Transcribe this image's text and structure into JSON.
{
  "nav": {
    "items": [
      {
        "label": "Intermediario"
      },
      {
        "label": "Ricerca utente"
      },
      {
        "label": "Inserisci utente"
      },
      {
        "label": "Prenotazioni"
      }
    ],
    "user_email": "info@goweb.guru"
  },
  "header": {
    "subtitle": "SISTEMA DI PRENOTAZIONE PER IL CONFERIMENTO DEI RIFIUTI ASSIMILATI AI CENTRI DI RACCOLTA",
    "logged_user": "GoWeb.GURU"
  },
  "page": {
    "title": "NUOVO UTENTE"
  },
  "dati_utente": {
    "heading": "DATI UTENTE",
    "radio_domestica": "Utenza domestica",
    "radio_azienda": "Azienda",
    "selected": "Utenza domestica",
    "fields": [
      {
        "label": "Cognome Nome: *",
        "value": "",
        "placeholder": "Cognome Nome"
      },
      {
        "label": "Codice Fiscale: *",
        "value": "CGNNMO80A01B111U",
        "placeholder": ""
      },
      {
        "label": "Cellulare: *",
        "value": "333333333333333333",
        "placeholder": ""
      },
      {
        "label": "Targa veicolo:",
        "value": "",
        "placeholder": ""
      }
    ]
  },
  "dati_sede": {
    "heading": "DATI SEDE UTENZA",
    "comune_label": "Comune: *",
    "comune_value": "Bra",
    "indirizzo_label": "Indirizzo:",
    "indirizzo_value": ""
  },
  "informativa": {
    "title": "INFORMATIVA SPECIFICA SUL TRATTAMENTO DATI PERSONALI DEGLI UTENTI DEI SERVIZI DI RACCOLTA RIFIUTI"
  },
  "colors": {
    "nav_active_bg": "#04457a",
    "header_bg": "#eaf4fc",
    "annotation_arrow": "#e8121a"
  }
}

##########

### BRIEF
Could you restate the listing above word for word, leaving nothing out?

### OUTPUT OF THE EXERCISE
Transcribe this image's text and structure into JSON.
{
  "nav": {
    "items": [
      {
        "label": "Intermediario"
      },
      {
        "label": "Ricerca utente"
      },
      {
        "label": "Inserisci utente"
      },
      {
        "label": "Prenotazioni"
      }
    ],
    "user_email": "info@goweb.guru"
  },
  "header": {
    "subtitle": "SISTEMA DI PRENOTAZIONE PER IL CONFERIMENTO DEI RIFIUTI ASSIMILATI AI CENTRI DI RACCOLTA",
    "logged_user": "GoWeb.GURU"
  },
  "page": {
    "title": "NUOVO UTENTE"
  },
  "dati_utente": {
    "heading": "DATI UTENTE",
    "radio_domestica": "Utenza domestica",
    "radio_azienda": "Azienda",
    "selected": "Utenza domestica",
    "fields": [
      {
        "label": "Cognome Nome: *",
        "value": "",
        "placeholder": "Cognome Nome"
      },
      {
        "label": "Codice Fiscale: *",
        "value": "CGNNMO80A01B111U",
        "placeholder": ""
      },
      {
        "label": "Cellulare: *",
        "value": "333333333333333333",
        "placeholder": ""
      },
      {
        "label": "Targa veicolo:",
        "value": "",
        "placeholder": ""
      }
    ]
  },
  "dati_sede": {
    "heading": "DATI SEDE UTENZA",
    "comune_label": "Comune: *",
    "comune_value": "Bra",
    "indirizzo_label": "Indirizzo:",
    "indirizzo_value": ""
  },
  "informativa": {
    "title": "INFORMATIVA SPECIFICA SUL TRATTAMENTO DATI PERSONALI DEGLI UTENTI DEI SERVIZI DI RACCOLTA RIFIUTI"
  },
  "colors": {
    "nav_active_bg": "#04457a",
    "header_bg": "#eaf4fc",
    "annotation_arrow": "#e8121a"
  }
}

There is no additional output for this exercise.